Especially when child support is pending, some people mistakenly think they can avoid paying support, or avoid the other parent seeking visitation, if one parent surrenders parental rights. Because parents have legal duties to their children, and because various rights as next of kin flow from parents, there are very few occasions when “giving up” parental rights is legally possible. Courts are extremely hesitant to legally erase a parent from a child’s life unless there is another adult stepping up to legally assume that role. Making sure the parent is in fact the parent (maternity and/or paternity and/or legitimation) is a legal determination, and this article assumes these designations have been made.
Duties and Rights of Parents
Parents naturally have constitutionally protected rights to the care and custody of their children. So long as they meet their basic responsibilities as parents, the state has little say about their parenting so long as the children are adequately cared for and safe. Parents have a legal obligation to support children or pay child support but there are other legal benefits to which children are entitled. Children, both natural and adopted, have rights such as social security death benefits, military benefits rights, and legal claims for wrongful death of parents in appropriate cases, and inheritance rights, to name a few. Children have legal benefits from a parent even if that parent fails to pay child support or is a parent in name only.
How Are Rights Given Up?
Choosing not to pursue visitation with your child is quite different from surrendering your legal rights as a parent. One example of surrendering parental rights is found in North Carolina’s safe surrender laws, for infants seven days old or younger. Parents who would otherwise abandon an infant are given legal protection from criminal prosecution if they leave the infant with an appropriate agency or individual, such as a social worker, law enforcement officer, or an emergency medical service worker. NC Gen. Stat. 7B-500 et seq.
A parent can give legal consent to allow the NC Department of Social Services (DSS) to facilitate an adoption by a step-parent if the other parent has remarried and he or she desires to adopt, or adoption by a third-party. The state then assigns new parents who legally assume the rights and duties of parents. If only one parent consents to an adoption, it becomes a complicated legal matter beyond the scope of this article.

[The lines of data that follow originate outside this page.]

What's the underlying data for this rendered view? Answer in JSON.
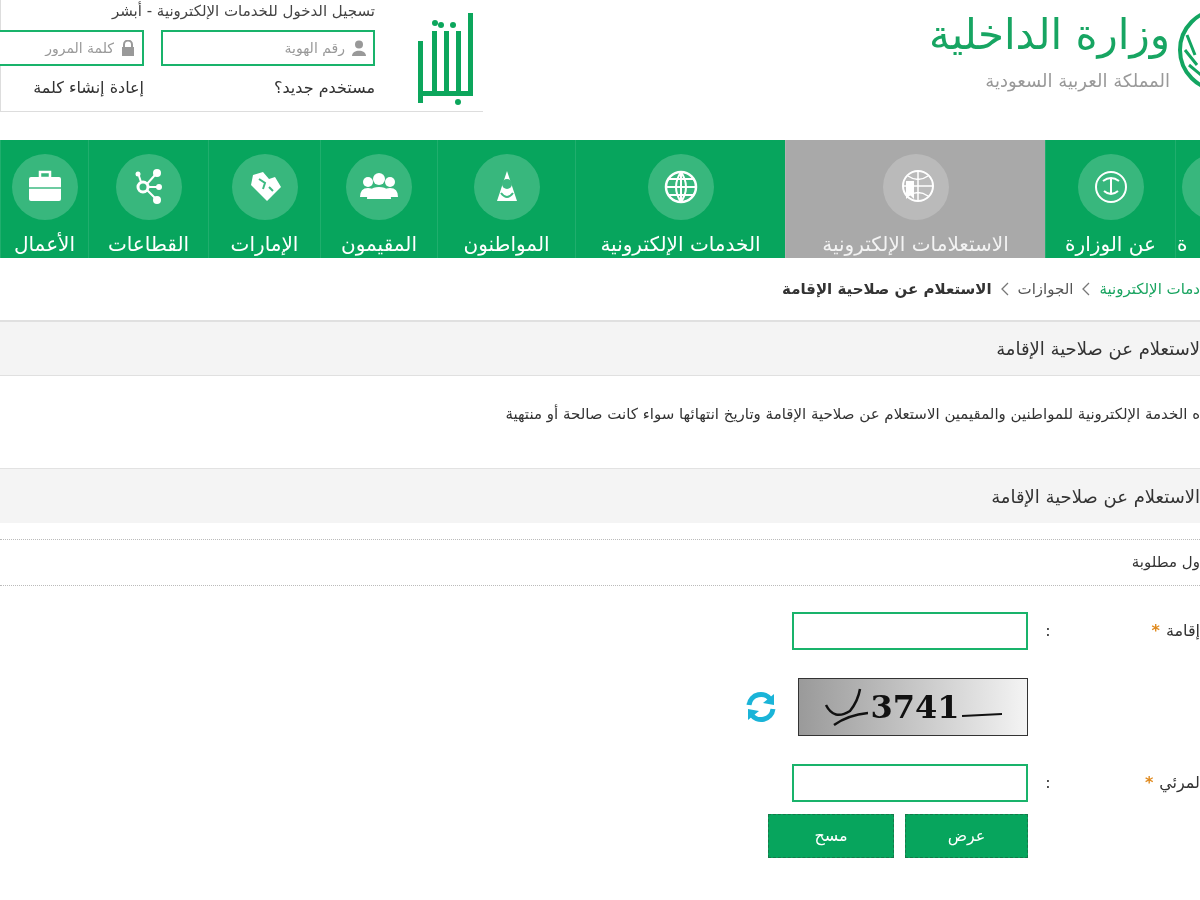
{
  "header": {
    "ministry_name": "وزارة الداخلية",
    "country": "المملكة العربية السعودية"
  },
  "login": {
    "title": "تسجيل الدخول للخدمات الإلكترونية - أبشر",
    "id_field": {
      "placeholder": "رقم الهوية"
    },
    "password_field": {
      "placeholder": "كلمة المرور"
    },
    "new_user_link": "مستخدم جديد؟",
    "reset_password_link": "إعادة إنشاء كلمة"
  },
  "nav": {
    "items": [
      {
        "label": "ة",
        "selected": false
      },
      {
        "label": "عن الوزارة",
        "selected": false
      },
      {
        "label": "الاستعلامات الإلكترونية",
        "selected": true
      },
      {
        "label": "الخدمات الإلكترونية",
        "selected": false
      },
      {
        "label": "المواطنون",
        "selected": false
      },
      {
        "label": "المقيمون",
        "selected": false
      },
      {
        "label": "الإمارات",
        "selected": false
      },
      {
        "label": "القطاعات",
        "selected": false
      },
      {
        "label": "الأعمال",
        "selected": false
      }
    ]
  },
  "breadcrumb": [
    {
      "label": "دمات الإلكترونية",
      "kind": "link"
    },
    {
      "label": "الجوازات",
      "kind": "link"
    },
    {
      "label": "الاستعلام عن صلاحية الإقامة",
      "kind": "current"
    }
  ],
  "page_header": "لاستعلام عن صلاحية الإقامة",
  "description": "ه الخدمة الإلكترونية للمواطنين والمقيمين الاستعلام عن صلاحية الإقامة وتاريخ انتهائها سواء كانت صالحة أو منتهية",
  "form": {
    "title": "الاستعلام عن صلاحية الإقامة",
    "required_note": "ول مطلوبة",
    "fields": [
      {
        "kind": "text",
        "label": "إقامة",
        "required_mark": "*",
        "separator": ":"
      },
      {
        "kind": "captcha",
        "captcha_text": "3741"
      },
      {
        "kind": "text",
        "label": "لمرئي",
        "required_mark": "*",
        "separator": ":"
      }
    ],
    "buttons": [
      {
        "label": "عرض"
      },
      {
        "label": "مسح"
      }
    ]
  }
}
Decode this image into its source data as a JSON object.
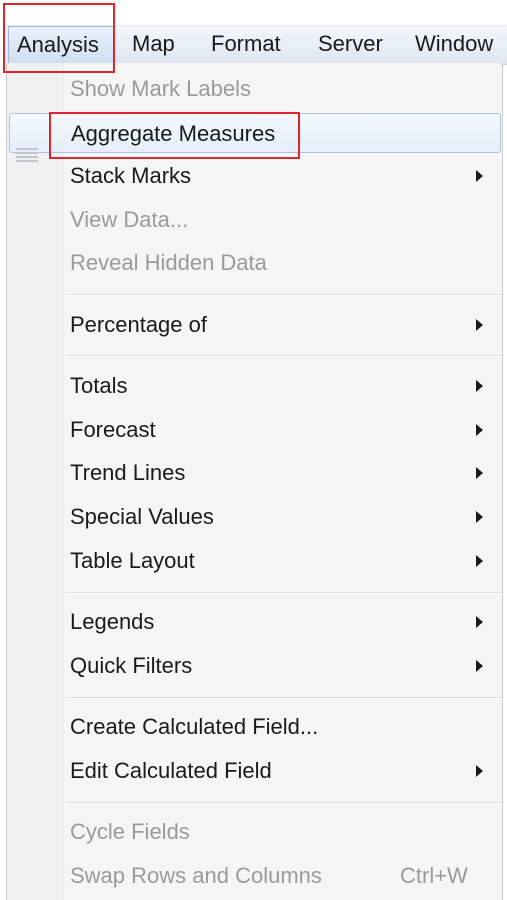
{
  "menubar": {
    "items": [
      "Analysis",
      "Map",
      "Format",
      "Server",
      "Window"
    ],
    "active_item": "Analysis"
  },
  "menu": {
    "items": [
      {
        "label": "Show Mark Labels",
        "enabled": false,
        "submenu": false,
        "shortcut": ""
      },
      {
        "label": "Aggregate Measures",
        "enabled": true,
        "submenu": false,
        "shortcut": "",
        "highlighted": true
      },
      {
        "label": "Stack Marks",
        "enabled": true,
        "submenu": true,
        "shortcut": ""
      },
      {
        "label": "View Data...",
        "enabled": false,
        "submenu": false,
        "shortcut": "",
        "icon": "view-data-icon"
      },
      {
        "label": "Reveal Hidden Data",
        "enabled": false,
        "submenu": false,
        "shortcut": ""
      },
      {
        "label": "Percentage of",
        "enabled": true,
        "submenu": true,
        "shortcut": ""
      },
      {
        "label": "Totals",
        "enabled": true,
        "submenu": true,
        "shortcut": ""
      },
      {
        "label": "Forecast",
        "enabled": true,
        "submenu": true,
        "shortcut": ""
      },
      {
        "label": "Trend Lines",
        "enabled": true,
        "submenu": true,
        "shortcut": ""
      },
      {
        "label": "Special Values",
        "enabled": true,
        "submenu": true,
        "shortcut": ""
      },
      {
        "label": "Table Layout",
        "enabled": true,
        "submenu": true,
        "shortcut": ""
      },
      {
        "label": "Legends",
        "enabled": true,
        "submenu": true,
        "shortcut": ""
      },
      {
        "label": "Quick Filters",
        "enabled": true,
        "submenu": true,
        "shortcut": ""
      },
      {
        "label": "Create Calculated Field...",
        "enabled": true,
        "submenu": false,
        "shortcut": ""
      },
      {
        "label": "Edit Calculated Field",
        "enabled": true,
        "submenu": true,
        "shortcut": ""
      },
      {
        "label": "Cycle Fields",
        "enabled": false,
        "submenu": false,
        "shortcut": ""
      },
      {
        "label": "Swap Rows and Columns",
        "enabled": false,
        "submenu": false,
        "shortcut": "Ctrl+W"
      }
    ]
  },
  "colors": {
    "annotation_red": "#e0242b",
    "hover_border": "#a9c3e3",
    "disabled_text": "#9a9a9a"
  }
}
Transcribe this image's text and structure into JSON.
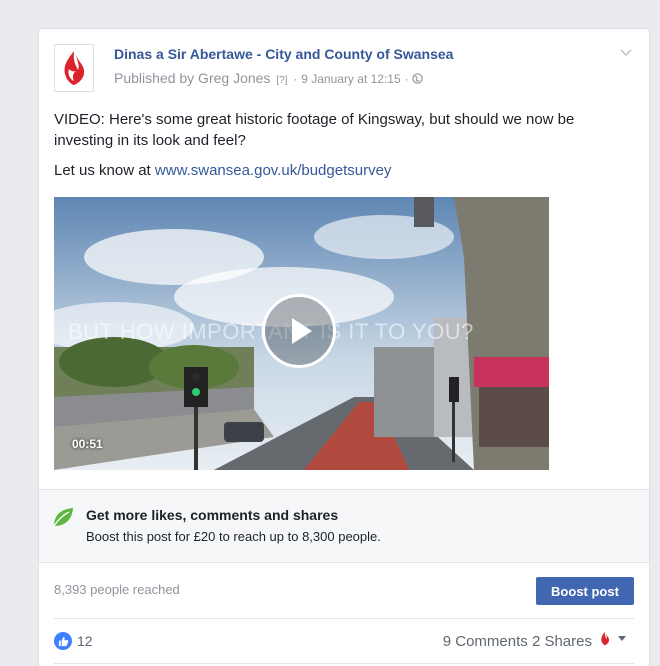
{
  "post": {
    "page_name": "Dinas a Sir Abertawe - City and County of Swansea",
    "published_prefix": "Published by Greg Jones",
    "help_marker": "[?]",
    "separator": "·",
    "date": "9 January at 12:15",
    "privacy_icon": "globe-icon",
    "text_line1": "VIDEO: Here's some great historic footage of Kingsway, but should we now be investing in its look and feel?",
    "text_line2_prefix": "Let us know at ",
    "link": "www.swansea.gov.uk/budgetsurvey"
  },
  "video": {
    "overlay_text": "BUT HOW IMPORTANT IS IT TO YOU?",
    "duration": "00:51"
  },
  "promo": {
    "title": "Get more likes, comments and shares",
    "subtitle": "Boost this post for £20 to reach up to 8,300 people."
  },
  "insights": {
    "reach": "8,393 people reached",
    "boost_label": "Boost post"
  },
  "engagement": {
    "likes": "12",
    "comments": "9 Comments",
    "shares": "2 Shares"
  },
  "colors": {
    "link": "#365899",
    "button": "#4267b2",
    "like": "#4080ff",
    "brand_red": "#d9232d"
  }
}
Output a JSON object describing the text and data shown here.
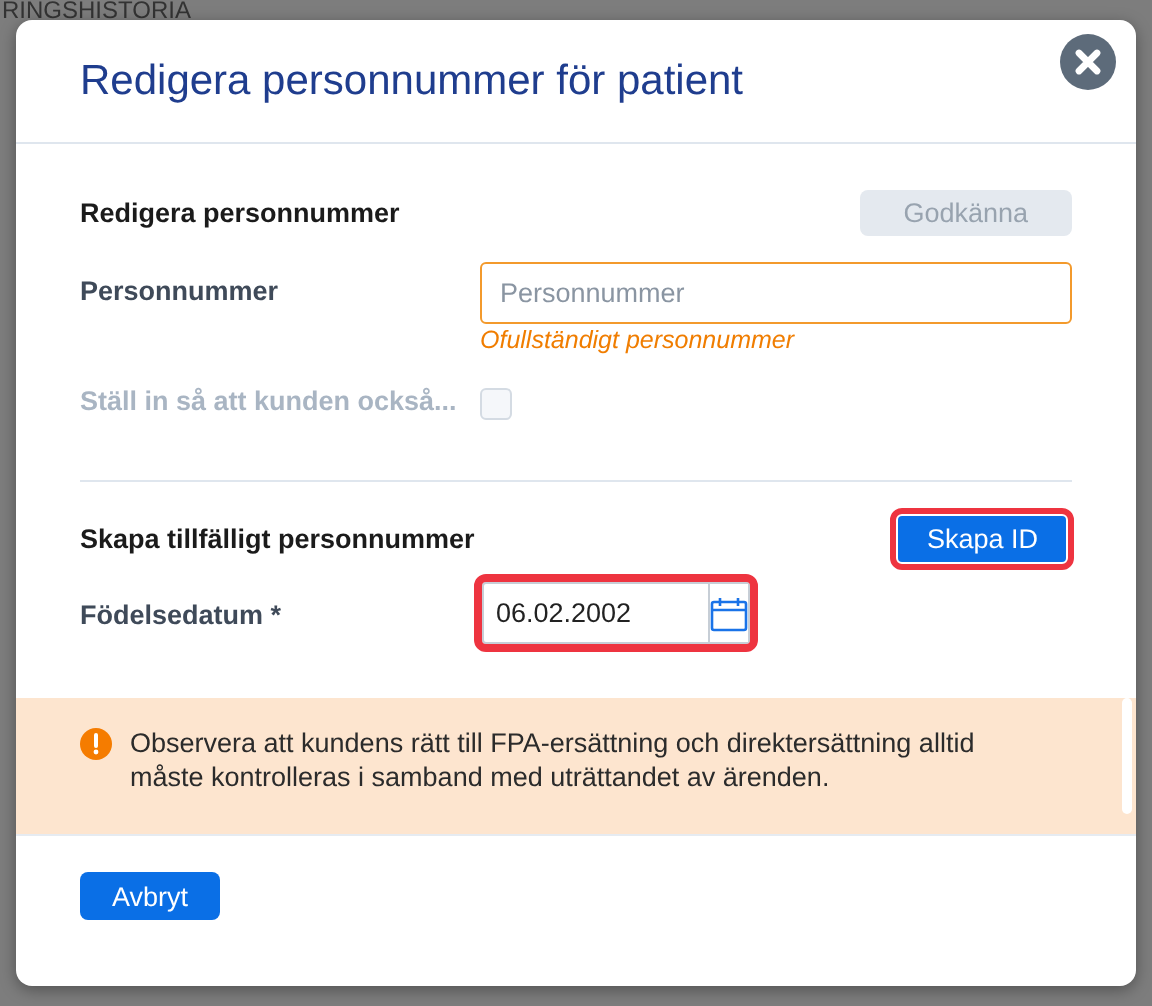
{
  "background": {
    "heading": "RINGSHISTORIA"
  },
  "dialog": {
    "title": "Redigera personnummer för patient",
    "sections": [
      {
        "heading": "Redigera personnummer",
        "action": {
          "label": "Godkänna",
          "disabled": true,
          "highlighted": false
        },
        "fields": [
          {
            "kind": "text",
            "label": "Personnummer",
            "placeholder": "Personnummer",
            "error": "Ofullständigt personnummer"
          },
          {
            "kind": "checkbox",
            "label": "Ställ in så att kunden också...",
            "disabled": true,
            "checked": false
          }
        ]
      },
      {
        "heading": "Skapa tillfälligt personnummer",
        "action": {
          "label": "Skapa ID",
          "disabled": false,
          "highlighted": true
        },
        "fields": [
          {
            "kind": "date",
            "label": "Födelsedatum *",
            "value": "06.02.2002",
            "highlighted": true
          }
        ]
      }
    ],
    "notice": {
      "text": "Observera att kundens rätt till FPA-ersättning och direktersättning alltid måste kontrolleras i samband med uträttandet av ärenden."
    },
    "footer_buttons": [
      {
        "label": "Avbryt"
      }
    ]
  }
}
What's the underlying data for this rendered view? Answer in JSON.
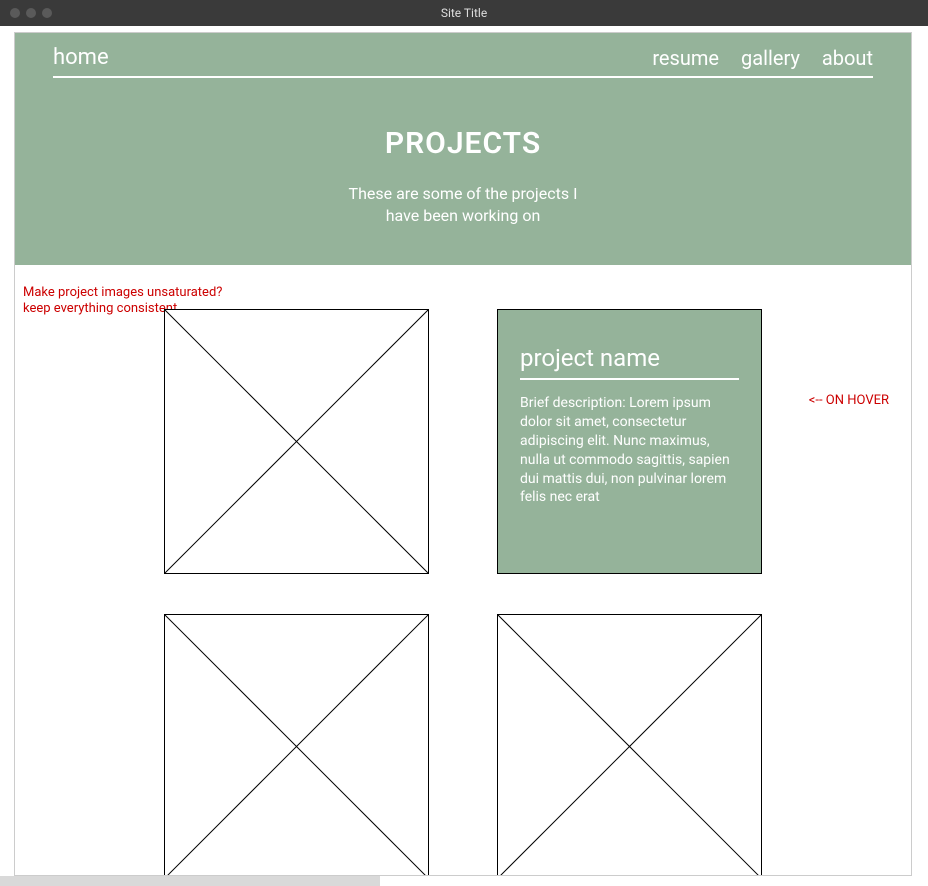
{
  "window": {
    "title": "Site Title"
  },
  "nav": {
    "home": "home",
    "resume": "resume",
    "gallery": "gallery",
    "about": "about"
  },
  "hero": {
    "title": "PROJECTS",
    "subtitle": "These are some of the projects I have been working on"
  },
  "annotations": {
    "left": "Make project images unsaturated? keep everything consistent",
    "right": "<-- ON HOVER"
  },
  "hover_card": {
    "title": "project name",
    "description": "Brief description: Lorem ipsum dolor sit amet, consectetur adipiscing elit. Nunc maximus, nulla ut commodo sagittis, sapien dui mattis dui, non pulvinar lorem felis nec erat"
  },
  "colors": {
    "accent": "#95b39a",
    "annotation": "#cc0000"
  }
}
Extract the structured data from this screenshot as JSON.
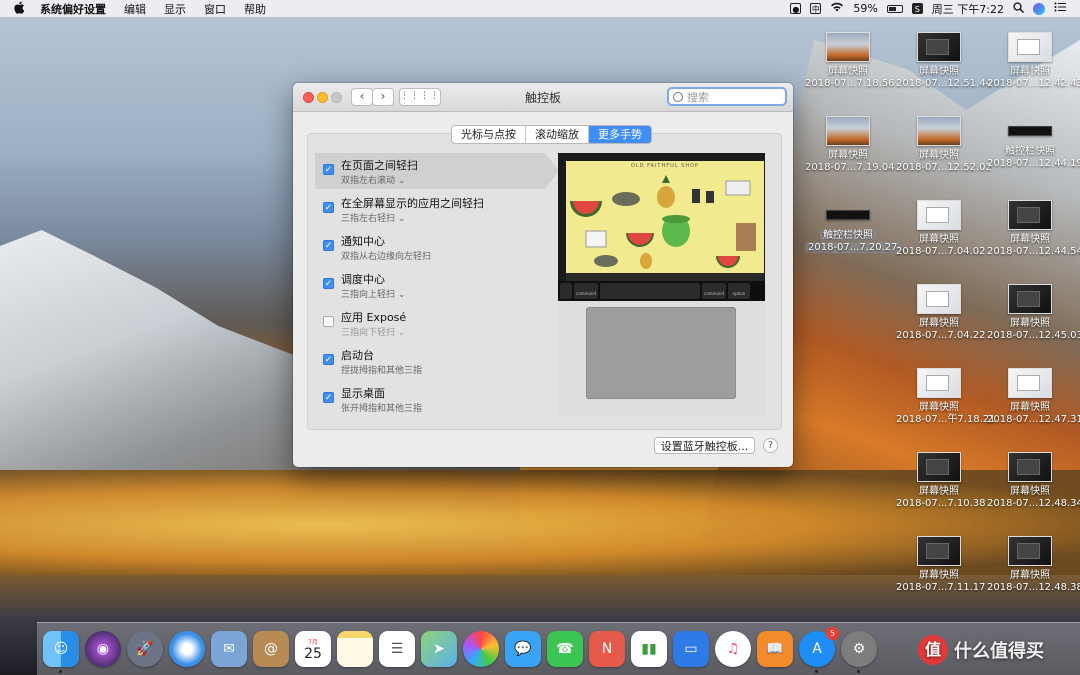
{
  "menubar": {
    "apple_icon": "apple-logo-icon",
    "app_name": "系统偏好设置",
    "items": [
      "编辑",
      "显示",
      "窗口",
      "帮助"
    ],
    "status": {
      "battery_percent": "59%",
      "datetime": "周三 下午7:22",
      "input_badge": "中",
      "sogou": "S"
    }
  },
  "desktop": {
    "items": [
      {
        "label1": "屏幕快照",
        "label2": "2018-07...7.18.56"
      },
      {
        "label1": "屏幕快照",
        "label2": "2018-07...12.51.44"
      },
      {
        "label1": "屏幕快照",
        "label2": "2018-07...12.42.43"
      },
      {
        "label1": "屏幕快照",
        "label2": "2018-07...7.19.04"
      },
      {
        "label1": "屏幕快照",
        "label2": "2018-07...12.52.02"
      },
      {
        "label1": "触控栏快照",
        "label2": "2018-07...12.44.19"
      },
      {
        "label1": "触控栏快照",
        "label2": "2018-07...7.20.27"
      },
      {
        "label1": "屏幕快照",
        "label2": "2018-07...7.04.02"
      },
      {
        "label1": "屏幕快照",
        "label2": "2018-07...12.44.54"
      },
      {
        "label1": "屏幕快照",
        "label2": "2018-07...7.04.22"
      },
      {
        "label1": "屏幕快照",
        "label2": "2018-07...12.45.03"
      },
      {
        "label1": "屏幕快照",
        "label2": "2018-07...午7.18.21"
      },
      {
        "label1": "屏幕快照",
        "label2": "2018-07...12.47.31"
      },
      {
        "label1": "屏幕快照",
        "label2": "2018-07...7.10.38"
      },
      {
        "label1": "屏幕快照",
        "label2": "2018-07...12.48.34"
      },
      {
        "label1": "屏幕快照",
        "label2": "2018-07...7.11.17"
      },
      {
        "label1": "屏幕快照",
        "label2": "2018-07...12.48.38"
      }
    ]
  },
  "window": {
    "title": "触控板",
    "search_placeholder": "搜索",
    "tabs": [
      "光标与点按",
      "滚动缩放",
      "更多手势"
    ],
    "active_tab": 2,
    "options": [
      {
        "title": "在页面之间轻扫",
        "sub": "双指左右滚动 ⌄",
        "checked": true
      },
      {
        "title": "在全屏幕显示的应用之间轻扫",
        "sub": "三指左右轻扫 ⌄",
        "checked": true
      },
      {
        "title": "通知中心",
        "sub": "双指从右边缘向左轻扫",
        "checked": true
      },
      {
        "title": "调度中心",
        "sub": "三指向上轻扫 ⌄",
        "checked": true
      },
      {
        "title": "应用 Exposé",
        "sub": "三指向下轻扫 ⌄",
        "checked": false
      },
      {
        "title": "启动台",
        "sub": "捏拢拇指和其他三指",
        "checked": true
      },
      {
        "title": "显示桌面",
        "sub": "张开拇指和其他三指",
        "checked": true
      }
    ],
    "preview": {
      "shop_title": "OLD FAITHFUL SHOP",
      "touchbar_keys": [
        "command",
        "command",
        "option"
      ]
    },
    "bluetooth_button": "设置蓝牙触控板...",
    "help_button": "?"
  },
  "dock": {
    "app_store_badge": "5",
    "calendar_month": "7月",
    "calendar_day": "25"
  },
  "watermark": {
    "text": "什么值得买",
    "logo": "值"
  }
}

When a parent is unable or unwilling to appropriately parent a child, DSS will independently initiate legal proceedings to protect a child. When DSS becomes the legal custodian of a child, parents are typically given access to resources to assist them, such as substance abuse treatment. If the assistance is not accepted or the parents cannot or will not parent the child, the state (or a third-party) may initiate legal action called “termination of parental rights.” If the parental rights are terminated, DSS will often clear the child for adoption.